The 1975 World Series is considered one of the great Fall Classics of all-time. Five of the seven games were determined by one run, two games went into extra innings and the lead changes were too numerous to count. The MLB Network named Game Six as the greatest game of the last 50 years.
Dwight Evans had an outstanding World Series for the Boston Red Sox. He batted .292, drove in five runs, and tied Game Three with a ninth inning two- run home run. And in the eleventh inning of Game Six he made what Reds’ manager Sparky Anderson called “The Greatest catch I have ever seen under the circumstances.”
The score was tied 6-6 in the eleventh when the Reds’ Joe Morgan hit a line drive that was clearly headed for the seats in the right field grandstand. Here’s how Dwight Evans remembers his outstanding catch. “It wasn’t my best catch, but it was my most important one. I anticipated that the ball would drift towards the right field line, but it stayed straight as an arrow. It was a great thrill to catch that ball.”
“We were all disappointed when we lost Game Seven to the Reds,” Dwight says. “We felt we had played as well as the Reds and it could have gone either way.
“But we all felt that we would be back in the World Series in the future because we had such a talented team.” As it would turn out Dwight had to wait 11 years until he returned to the World Series in 1986, and he would be the only member of the Boston Red Sox to play in the 1975 and 1986 World Series.
DWIGHT EVANS TODAY

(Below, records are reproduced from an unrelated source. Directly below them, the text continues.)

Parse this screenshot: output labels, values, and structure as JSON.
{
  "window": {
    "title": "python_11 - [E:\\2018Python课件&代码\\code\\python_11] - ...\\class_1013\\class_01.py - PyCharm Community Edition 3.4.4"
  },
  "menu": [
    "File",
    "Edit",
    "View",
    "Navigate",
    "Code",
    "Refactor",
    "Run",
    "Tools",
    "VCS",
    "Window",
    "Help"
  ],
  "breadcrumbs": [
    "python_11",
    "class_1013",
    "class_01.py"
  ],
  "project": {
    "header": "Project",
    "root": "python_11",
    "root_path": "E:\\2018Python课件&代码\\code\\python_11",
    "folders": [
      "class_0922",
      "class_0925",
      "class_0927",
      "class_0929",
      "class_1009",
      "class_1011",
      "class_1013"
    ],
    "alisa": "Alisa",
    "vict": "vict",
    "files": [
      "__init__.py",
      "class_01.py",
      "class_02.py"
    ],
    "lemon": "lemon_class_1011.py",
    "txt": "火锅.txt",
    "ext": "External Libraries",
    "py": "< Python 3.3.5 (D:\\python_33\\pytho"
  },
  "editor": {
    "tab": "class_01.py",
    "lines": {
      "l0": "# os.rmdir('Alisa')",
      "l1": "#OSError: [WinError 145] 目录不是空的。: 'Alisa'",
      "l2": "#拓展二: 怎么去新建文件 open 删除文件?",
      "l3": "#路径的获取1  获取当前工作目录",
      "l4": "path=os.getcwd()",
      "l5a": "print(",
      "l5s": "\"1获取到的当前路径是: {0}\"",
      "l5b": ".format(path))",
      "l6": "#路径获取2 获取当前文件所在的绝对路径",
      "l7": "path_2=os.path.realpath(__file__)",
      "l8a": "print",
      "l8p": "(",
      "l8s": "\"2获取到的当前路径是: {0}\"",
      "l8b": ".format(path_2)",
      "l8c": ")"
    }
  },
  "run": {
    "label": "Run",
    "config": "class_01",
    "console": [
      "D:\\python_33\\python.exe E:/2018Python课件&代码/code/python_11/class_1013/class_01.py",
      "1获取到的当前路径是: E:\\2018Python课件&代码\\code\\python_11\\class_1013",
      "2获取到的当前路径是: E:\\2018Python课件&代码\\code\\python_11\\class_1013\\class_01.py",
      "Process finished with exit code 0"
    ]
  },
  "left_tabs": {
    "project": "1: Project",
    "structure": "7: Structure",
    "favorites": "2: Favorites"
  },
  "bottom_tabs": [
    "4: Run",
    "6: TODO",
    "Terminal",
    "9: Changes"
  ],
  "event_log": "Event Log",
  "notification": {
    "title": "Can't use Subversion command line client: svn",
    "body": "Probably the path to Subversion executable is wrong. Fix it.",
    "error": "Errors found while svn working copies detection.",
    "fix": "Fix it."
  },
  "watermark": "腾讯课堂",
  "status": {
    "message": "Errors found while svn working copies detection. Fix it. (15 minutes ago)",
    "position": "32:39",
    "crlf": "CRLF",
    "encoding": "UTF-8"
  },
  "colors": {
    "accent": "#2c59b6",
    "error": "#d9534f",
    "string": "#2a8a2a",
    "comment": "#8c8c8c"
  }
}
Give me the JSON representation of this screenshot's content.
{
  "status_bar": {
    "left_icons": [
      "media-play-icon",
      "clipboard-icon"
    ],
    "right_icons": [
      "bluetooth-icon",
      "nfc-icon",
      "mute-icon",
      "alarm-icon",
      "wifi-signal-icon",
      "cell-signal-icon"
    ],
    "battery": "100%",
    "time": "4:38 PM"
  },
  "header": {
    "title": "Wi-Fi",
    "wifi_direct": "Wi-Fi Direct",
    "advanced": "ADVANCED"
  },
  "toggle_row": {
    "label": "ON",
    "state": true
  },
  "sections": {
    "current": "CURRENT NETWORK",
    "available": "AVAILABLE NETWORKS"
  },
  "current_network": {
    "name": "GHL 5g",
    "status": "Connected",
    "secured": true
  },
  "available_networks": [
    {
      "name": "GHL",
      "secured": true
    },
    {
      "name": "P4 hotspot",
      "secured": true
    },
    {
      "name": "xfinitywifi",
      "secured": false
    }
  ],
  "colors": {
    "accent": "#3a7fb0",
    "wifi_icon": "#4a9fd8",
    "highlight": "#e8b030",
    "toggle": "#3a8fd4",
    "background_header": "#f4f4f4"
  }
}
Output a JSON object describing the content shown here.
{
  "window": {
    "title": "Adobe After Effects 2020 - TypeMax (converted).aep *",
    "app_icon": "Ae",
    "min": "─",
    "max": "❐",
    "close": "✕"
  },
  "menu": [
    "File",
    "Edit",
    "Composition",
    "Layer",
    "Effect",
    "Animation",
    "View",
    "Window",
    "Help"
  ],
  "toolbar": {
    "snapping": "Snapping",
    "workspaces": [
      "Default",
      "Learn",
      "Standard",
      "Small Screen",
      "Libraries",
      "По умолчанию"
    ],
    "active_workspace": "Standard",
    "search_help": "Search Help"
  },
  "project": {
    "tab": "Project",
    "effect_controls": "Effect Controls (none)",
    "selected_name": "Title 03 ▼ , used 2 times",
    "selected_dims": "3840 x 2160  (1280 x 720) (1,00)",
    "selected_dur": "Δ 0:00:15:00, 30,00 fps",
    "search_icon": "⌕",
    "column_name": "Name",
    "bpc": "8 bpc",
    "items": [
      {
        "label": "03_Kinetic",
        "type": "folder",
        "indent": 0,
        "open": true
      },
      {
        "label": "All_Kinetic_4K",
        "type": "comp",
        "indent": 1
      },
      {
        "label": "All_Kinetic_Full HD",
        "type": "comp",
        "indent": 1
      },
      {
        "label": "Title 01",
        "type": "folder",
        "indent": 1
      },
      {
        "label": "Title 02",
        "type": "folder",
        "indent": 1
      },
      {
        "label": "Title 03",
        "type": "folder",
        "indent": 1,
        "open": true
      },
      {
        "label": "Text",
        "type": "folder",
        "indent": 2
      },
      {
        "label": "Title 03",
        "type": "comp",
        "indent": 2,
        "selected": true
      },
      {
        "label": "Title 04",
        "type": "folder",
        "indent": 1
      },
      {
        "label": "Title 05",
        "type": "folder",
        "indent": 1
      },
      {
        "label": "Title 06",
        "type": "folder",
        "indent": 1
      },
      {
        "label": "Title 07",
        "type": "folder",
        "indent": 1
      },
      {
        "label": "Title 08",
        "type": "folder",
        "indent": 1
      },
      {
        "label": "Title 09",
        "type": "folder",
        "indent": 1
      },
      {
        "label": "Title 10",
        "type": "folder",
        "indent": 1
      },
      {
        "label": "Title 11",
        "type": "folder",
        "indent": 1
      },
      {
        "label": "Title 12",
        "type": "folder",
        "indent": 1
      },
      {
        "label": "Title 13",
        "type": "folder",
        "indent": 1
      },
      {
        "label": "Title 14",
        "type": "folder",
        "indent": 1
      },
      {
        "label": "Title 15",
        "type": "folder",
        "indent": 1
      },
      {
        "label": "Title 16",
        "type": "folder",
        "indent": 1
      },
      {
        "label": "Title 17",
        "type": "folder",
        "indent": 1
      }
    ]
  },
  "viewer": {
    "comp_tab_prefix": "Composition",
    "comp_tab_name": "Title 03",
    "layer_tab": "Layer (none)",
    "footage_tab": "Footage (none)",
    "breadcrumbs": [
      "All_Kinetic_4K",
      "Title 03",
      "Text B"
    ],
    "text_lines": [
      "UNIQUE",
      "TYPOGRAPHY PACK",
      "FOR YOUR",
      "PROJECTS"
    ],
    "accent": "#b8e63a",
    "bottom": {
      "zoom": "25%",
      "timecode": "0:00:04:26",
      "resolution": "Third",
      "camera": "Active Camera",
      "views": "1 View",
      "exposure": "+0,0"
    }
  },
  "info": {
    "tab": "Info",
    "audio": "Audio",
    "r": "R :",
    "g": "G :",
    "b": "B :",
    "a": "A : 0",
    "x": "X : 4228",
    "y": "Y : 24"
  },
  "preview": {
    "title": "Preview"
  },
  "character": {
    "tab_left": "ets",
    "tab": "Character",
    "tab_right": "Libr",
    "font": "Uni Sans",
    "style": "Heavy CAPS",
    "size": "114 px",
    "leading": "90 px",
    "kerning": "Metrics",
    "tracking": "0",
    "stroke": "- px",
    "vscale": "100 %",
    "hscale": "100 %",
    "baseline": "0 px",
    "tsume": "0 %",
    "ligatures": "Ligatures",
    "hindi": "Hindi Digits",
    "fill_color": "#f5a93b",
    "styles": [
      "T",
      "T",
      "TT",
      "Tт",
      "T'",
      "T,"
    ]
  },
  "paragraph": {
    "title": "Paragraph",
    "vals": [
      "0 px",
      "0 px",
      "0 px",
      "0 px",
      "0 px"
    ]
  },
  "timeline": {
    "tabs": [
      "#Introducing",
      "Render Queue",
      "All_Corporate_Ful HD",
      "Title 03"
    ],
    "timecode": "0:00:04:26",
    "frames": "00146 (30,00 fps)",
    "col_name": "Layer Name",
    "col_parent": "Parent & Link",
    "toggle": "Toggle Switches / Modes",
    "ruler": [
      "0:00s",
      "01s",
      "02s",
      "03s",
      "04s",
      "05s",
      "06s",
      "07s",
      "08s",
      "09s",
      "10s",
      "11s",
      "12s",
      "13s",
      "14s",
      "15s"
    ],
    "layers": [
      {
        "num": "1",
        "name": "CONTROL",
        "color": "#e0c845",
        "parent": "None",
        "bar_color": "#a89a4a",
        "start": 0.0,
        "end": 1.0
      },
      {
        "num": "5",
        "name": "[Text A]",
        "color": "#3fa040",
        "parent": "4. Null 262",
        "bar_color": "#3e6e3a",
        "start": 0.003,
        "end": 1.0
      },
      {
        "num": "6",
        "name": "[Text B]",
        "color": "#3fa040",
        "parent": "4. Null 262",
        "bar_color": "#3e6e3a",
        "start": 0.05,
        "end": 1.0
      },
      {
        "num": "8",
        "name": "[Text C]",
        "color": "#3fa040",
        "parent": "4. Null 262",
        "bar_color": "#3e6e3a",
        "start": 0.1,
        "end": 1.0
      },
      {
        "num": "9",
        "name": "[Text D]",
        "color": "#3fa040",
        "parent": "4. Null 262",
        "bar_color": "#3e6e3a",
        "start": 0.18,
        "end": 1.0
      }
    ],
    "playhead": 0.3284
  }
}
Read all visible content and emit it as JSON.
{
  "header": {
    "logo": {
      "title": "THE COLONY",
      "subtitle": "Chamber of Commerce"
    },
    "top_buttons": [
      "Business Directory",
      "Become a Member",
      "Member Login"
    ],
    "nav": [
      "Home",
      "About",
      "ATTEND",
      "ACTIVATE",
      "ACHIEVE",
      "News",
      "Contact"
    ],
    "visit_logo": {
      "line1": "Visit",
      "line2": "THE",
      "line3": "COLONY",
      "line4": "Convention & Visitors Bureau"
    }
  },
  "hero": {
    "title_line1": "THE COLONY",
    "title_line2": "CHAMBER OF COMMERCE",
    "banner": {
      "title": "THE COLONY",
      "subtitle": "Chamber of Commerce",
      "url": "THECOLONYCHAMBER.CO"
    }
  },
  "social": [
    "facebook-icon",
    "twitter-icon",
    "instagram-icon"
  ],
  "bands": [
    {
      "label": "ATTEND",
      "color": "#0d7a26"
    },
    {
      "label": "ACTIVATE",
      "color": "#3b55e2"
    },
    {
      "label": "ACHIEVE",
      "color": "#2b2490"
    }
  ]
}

Dwight “Dewey” Evans was the greatest right fielder in the history of the Boston Red Sox. Evans spent all or parts of 19 distinguished seasons as the Red Sox regular right fielder, and in 1982 he was selected for the team’s All-Time outfield by vote of the fans. On the 100th anniversary of Fenway Park in 2012, he was selected as the right fielder on the All-Fenway Park team. And in our May 2000 interview with Red Sox icon Johnny Pesky, he said, “Dwight Evans was the best right fielder I ever saw.”
At various times in his 20-year career he led the American League in runs, home runs, walks, and on-base-percentage. And as good as he was on offense, he was even better on defense, winning eight gold gloves, the most in Red Sox history. He has been retired for 14 years but he still ranks in the top 100 players in major league history in ten important categories (see table).
And where did he get the nickname Dewey? “Boy, I wish I had an interesting story to tell you,” Dwight answers, “but I don’t! When I was playing in the minors we all gave one another nicknames. Mine was Dewey and it stuck. I’ve learned to like it,” he laughs.
Dwight Evans and his wife still make their home in the greater Boston area. Their three children are all grown and Dwight enjoys being a grandfather.
Dwight was the Red Sox hitting coach in 2002, and in 2003 he was named a Player Development Consultant for the Red Sox, a position he still holds. “I work with the young players in the Red Sox minor league system and I love it. I do a lot of my work in Pawtucket and I’ve worked with a number of young players who are going to have great careers.”
What message does Dwight Evans have for Red Sox fans? “Red Sox fans are great,” he replies. “I learned early in my career that if you give an all-out effort they will always support you. If a player lets up, even briefly, fans are all over him. And that’s fair.
“I want to thank them for supporting me all these years, right up to the present. Red Sox fans have always been good to me.”
Portions of this article originally appeared in Red Sox Magazine. To subscribe to Red Sox Magazine click here.
Dwight Evans’ Offensive Rank
In Major League Baseball History
Times On Base
SOURCE: 2015 MLB.com